From top to bottom, retype the data exactly, passing over any picture.

--- Provided data Enclosed Below ---

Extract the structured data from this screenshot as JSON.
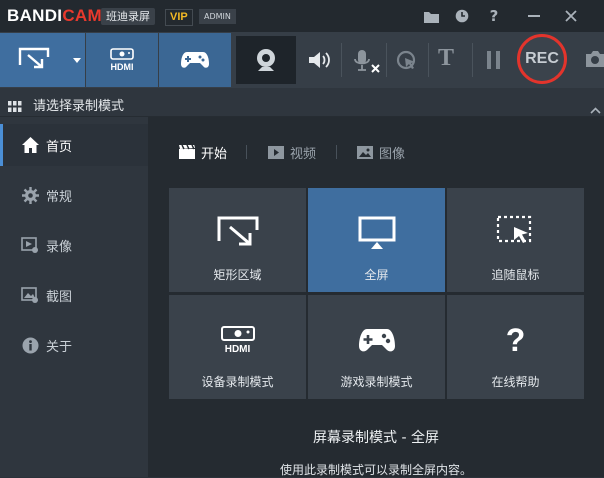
{
  "app": {
    "brand_a": "BANDI",
    "brand_b": "CAM",
    "name_cn": "班迪录屏",
    "vip": "VIP",
    "admin": "ADMIN"
  },
  "toolbar": {
    "hdmi_label": "HDMI",
    "rec_label": "REC",
    "text_tool": "T"
  },
  "section": {
    "title": "请选择录制模式"
  },
  "sidebar": {
    "items": [
      {
        "label": "首页",
        "icon": "home-icon"
      },
      {
        "label": "常规",
        "icon": "gear-icon"
      },
      {
        "label": "录像",
        "icon": "video-settings-icon"
      },
      {
        "label": "截图",
        "icon": "image-settings-icon"
      },
      {
        "label": "关于",
        "icon": "info-icon"
      }
    ]
  },
  "tabs": [
    {
      "label": "开始",
      "icon": "clapperboard-icon"
    },
    {
      "label": "视频",
      "icon": "play-icon"
    },
    {
      "label": "图像",
      "icon": "image-icon"
    }
  ],
  "modes": [
    {
      "label": "矩形区域",
      "icon": "rectangle-area-icon"
    },
    {
      "label": "全屏",
      "icon": "monitor-icon"
    },
    {
      "label": "追随鼠标",
      "icon": "follow-mouse-icon"
    },
    {
      "label": "设备录制模式",
      "icon": "hdmi-device-icon",
      "badge": "HDMI"
    },
    {
      "label": "游戏录制模式",
      "icon": "gamepad-icon"
    },
    {
      "label": "在线帮助",
      "icon": "help-icon",
      "glyph": "?"
    }
  ],
  "description": {
    "title": "屏幕录制模式 - 全屏",
    "text": "使用此录制模式可以录制全屏内容。"
  },
  "colors": {
    "accent": "#3f6e9f",
    "rec_ring": "#e3342c",
    "brand_red": "#e8392d",
    "vip": "#f2b824"
  }
}
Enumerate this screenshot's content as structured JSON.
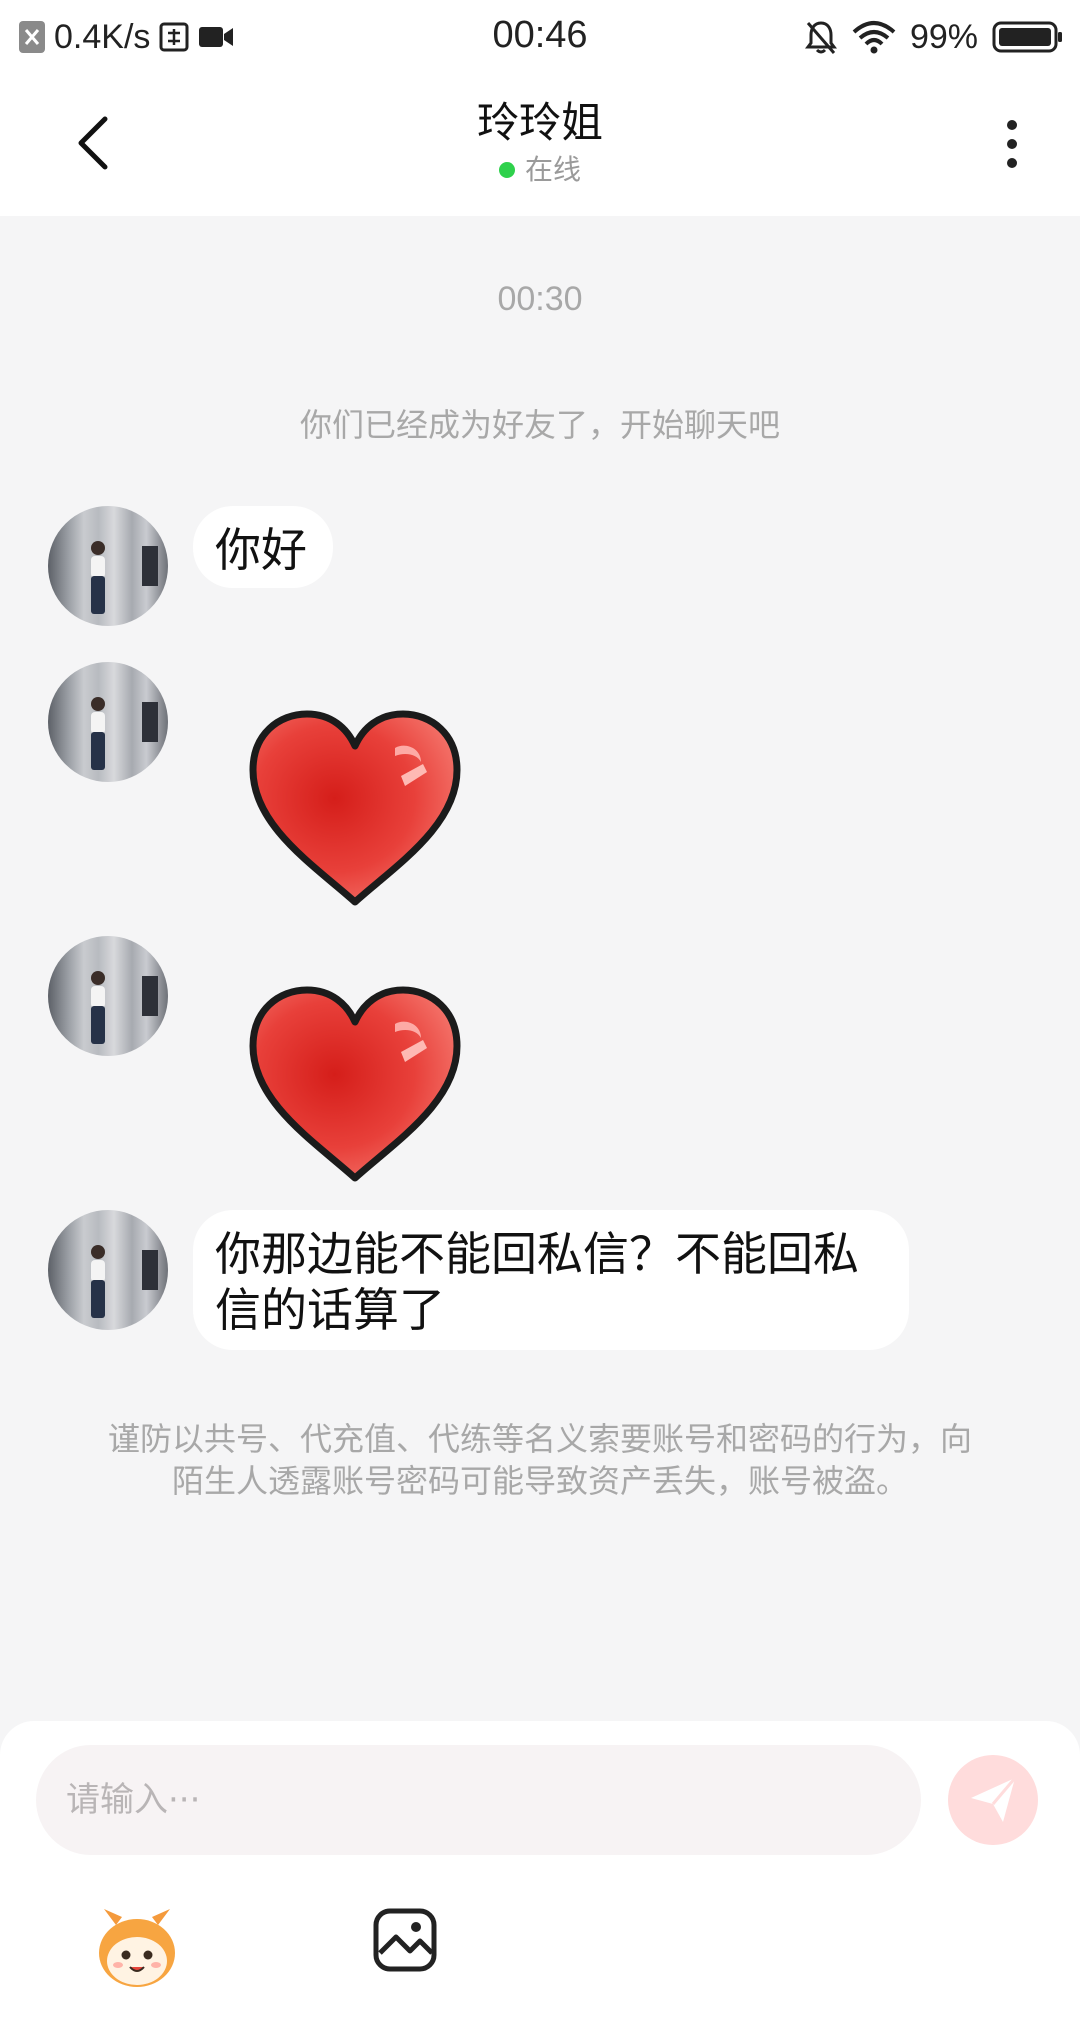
{
  "status_bar": {
    "net_speed": "0.4K/s",
    "time": "00:46",
    "battery": "99%"
  },
  "header": {
    "title": "玲玲姐",
    "status": "在线"
  },
  "chat": {
    "timestamp": "00:30",
    "system_message": "你们已经成为好友了，开始聊天吧",
    "messages": [
      {
        "type": "text",
        "text": "你好"
      },
      {
        "type": "sticker",
        "icon": "heart-sticker"
      },
      {
        "type": "sticker",
        "icon": "heart-sticker"
      },
      {
        "type": "text",
        "line1": "你那边能不能回私信？不能回私",
        "line2": "信的话算了"
      }
    ],
    "warning": "谨防以共号、代充值、代练等名义索要账号和密码的行为，向陌生人透露账号密码可能导致资产丢失，账号被盗。"
  },
  "input": {
    "placeholder": "请输入···",
    "value": ""
  },
  "colors": {
    "online_dot": "#2fd14c",
    "send_button": "#ffdcdc",
    "background": "#f5f5f6"
  }
}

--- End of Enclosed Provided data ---

_Response for this exercise_.
Extract the structured data from this screenshot as JSON.
{
  "app": {
    "brand_a": "BANDI",
    "brand_b": "CAM",
    "name_cn": "班迪录屏",
    "vip": "VIP",
    "admin": "ADMIN"
  },
  "toolbar": {
    "hdmi_label": "HDMI",
    "rec_label": "REC",
    "text_tool": "T"
  },
  "section": {
    "title": "请选择录制模式"
  },
  "sidebar": {
    "items": [
      {
        "label": "首页",
        "icon": "home-icon"
      },
      {
        "label": "常规",
        "icon": "gear-icon"
      },
      {
        "label": "录像",
        "icon": "video-settings-icon"
      },
      {
        "label": "截图",
        "icon": "image-settings-icon"
      },
      {
        "label": "关于",
        "icon": "info-icon"
      }
    ]
  },
  "tabs": [
    {
      "label": "开始",
      "icon": "clapperboard-icon"
    },
    {
      "label": "视频",
      "icon": "play-icon"
    },
    {
      "label": "图像",
      "icon": "image-icon"
    }
  ],
  "modes": [
    {
      "label": "矩形区域",
      "icon": "rectangle-area-icon"
    },
    {
      "label": "全屏",
      "icon": "monitor-icon"
    },
    {
      "label": "追随鼠标",
      "icon": "follow-mouse-icon"
    },
    {
      "label": "设备录制模式",
      "icon": "hdmi-device-icon",
      "badge": "HDMI"
    },
    {
      "label": "游戏录制模式",
      "icon": "gamepad-icon"
    },
    {
      "label": "在线帮助",
      "icon": "help-icon",
      "glyph": "?"
    }
  ],
  "description": {
    "title": "屏幕录制模式 - 全屏",
    "text": "使用此录制模式可以录制全屏内容。"
  },
  "colors": {
    "accent": "#3f6e9f",
    "rec_ring": "#e3342c",
    "brand_red": "#e8392d",
    "vip": "#f2b824"
  }
}
Enumerate this screenshot's content as structured JSON.
{
  "status_bar": {
    "net_speed": "0.4K/s",
    "time": "00:46",
    "battery": "99%"
  },
  "header": {
    "title": "玲玲姐",
    "status": "在线"
  },
  "chat": {
    "timestamp": "00:30",
    "system_message": "你们已经成为好友了，开始聊天吧",
    "messages": [
      {
        "type": "text",
        "text": "你好"
      },
      {
        "type": "sticker",
        "icon": "heart-sticker"
      },
      {
        "type": "sticker",
        "icon": "heart-sticker"
      },
      {
        "type": "text",
        "line1": "你那边能不能回私信？不能回私",
        "line2": "信的话算了"
      }
    ],
    "warning": "谨防以共号、代充值、代练等名义索要账号和密码的行为，向陌生人透露账号密码可能导致资产丢失，账号被盗。"
  },
  "input": {
    "placeholder": "请输入···",
    "value": ""
  },
  "colors": {
    "online_dot": "#2fd14c",
    "send_button": "#ffdcdc",
    "background": "#f5f5f6"
  }
}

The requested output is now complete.